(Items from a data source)
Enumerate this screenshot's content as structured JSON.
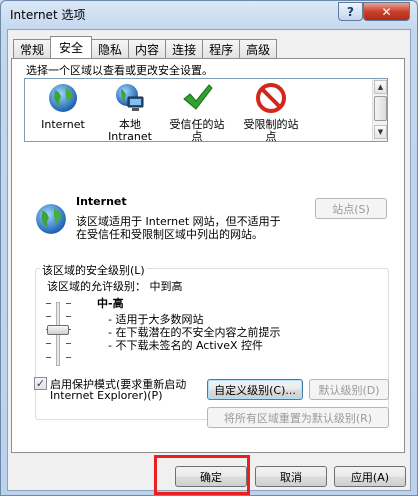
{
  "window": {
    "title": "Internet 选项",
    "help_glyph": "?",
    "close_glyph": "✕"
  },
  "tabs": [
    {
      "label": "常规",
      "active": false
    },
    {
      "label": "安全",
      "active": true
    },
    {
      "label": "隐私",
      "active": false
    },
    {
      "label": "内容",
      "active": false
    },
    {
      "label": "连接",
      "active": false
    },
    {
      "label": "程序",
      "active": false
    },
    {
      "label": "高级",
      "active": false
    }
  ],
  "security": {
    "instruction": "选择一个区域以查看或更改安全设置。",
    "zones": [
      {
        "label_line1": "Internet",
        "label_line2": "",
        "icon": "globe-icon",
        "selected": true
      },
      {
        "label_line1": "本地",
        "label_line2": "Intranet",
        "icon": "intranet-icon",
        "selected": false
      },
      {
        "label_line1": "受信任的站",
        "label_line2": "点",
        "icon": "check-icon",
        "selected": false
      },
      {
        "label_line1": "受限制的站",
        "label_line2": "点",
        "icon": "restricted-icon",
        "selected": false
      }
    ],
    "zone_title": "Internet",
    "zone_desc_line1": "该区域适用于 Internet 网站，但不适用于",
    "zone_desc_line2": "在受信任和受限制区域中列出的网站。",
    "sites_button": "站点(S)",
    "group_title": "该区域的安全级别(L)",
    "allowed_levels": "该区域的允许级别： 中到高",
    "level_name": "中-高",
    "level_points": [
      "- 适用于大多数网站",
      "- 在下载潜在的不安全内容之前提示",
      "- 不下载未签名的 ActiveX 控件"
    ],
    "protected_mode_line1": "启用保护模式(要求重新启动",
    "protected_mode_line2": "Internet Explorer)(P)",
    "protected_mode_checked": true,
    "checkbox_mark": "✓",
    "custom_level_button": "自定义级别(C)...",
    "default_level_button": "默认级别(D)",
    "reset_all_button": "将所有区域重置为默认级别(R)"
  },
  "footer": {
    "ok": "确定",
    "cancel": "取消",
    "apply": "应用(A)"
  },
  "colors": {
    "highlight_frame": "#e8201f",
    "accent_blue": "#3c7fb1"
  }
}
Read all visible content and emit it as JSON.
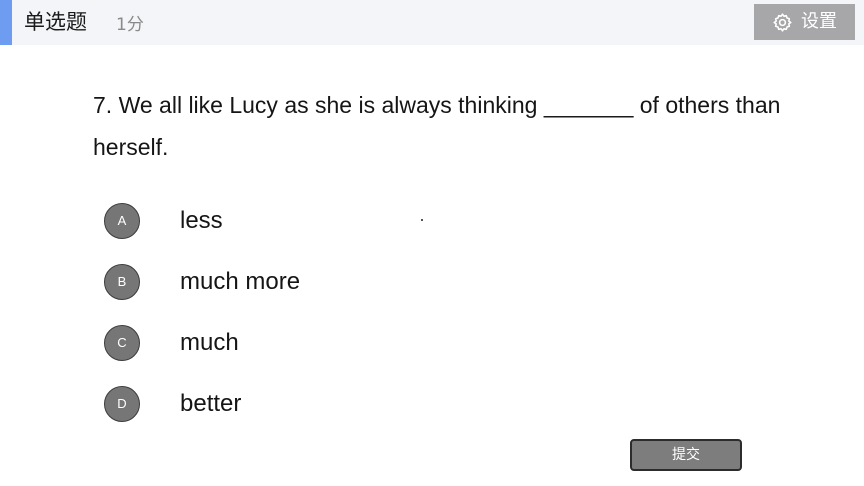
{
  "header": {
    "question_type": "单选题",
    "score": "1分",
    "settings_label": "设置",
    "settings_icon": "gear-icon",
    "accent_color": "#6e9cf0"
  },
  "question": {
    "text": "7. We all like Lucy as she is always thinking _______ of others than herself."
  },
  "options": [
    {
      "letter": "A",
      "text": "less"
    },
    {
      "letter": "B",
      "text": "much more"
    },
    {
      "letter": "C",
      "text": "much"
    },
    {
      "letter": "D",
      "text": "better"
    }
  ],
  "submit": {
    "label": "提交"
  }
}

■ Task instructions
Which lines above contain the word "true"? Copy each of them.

■ Task response
      "active": true
        "selected": true
    "protected_mode_checked": true,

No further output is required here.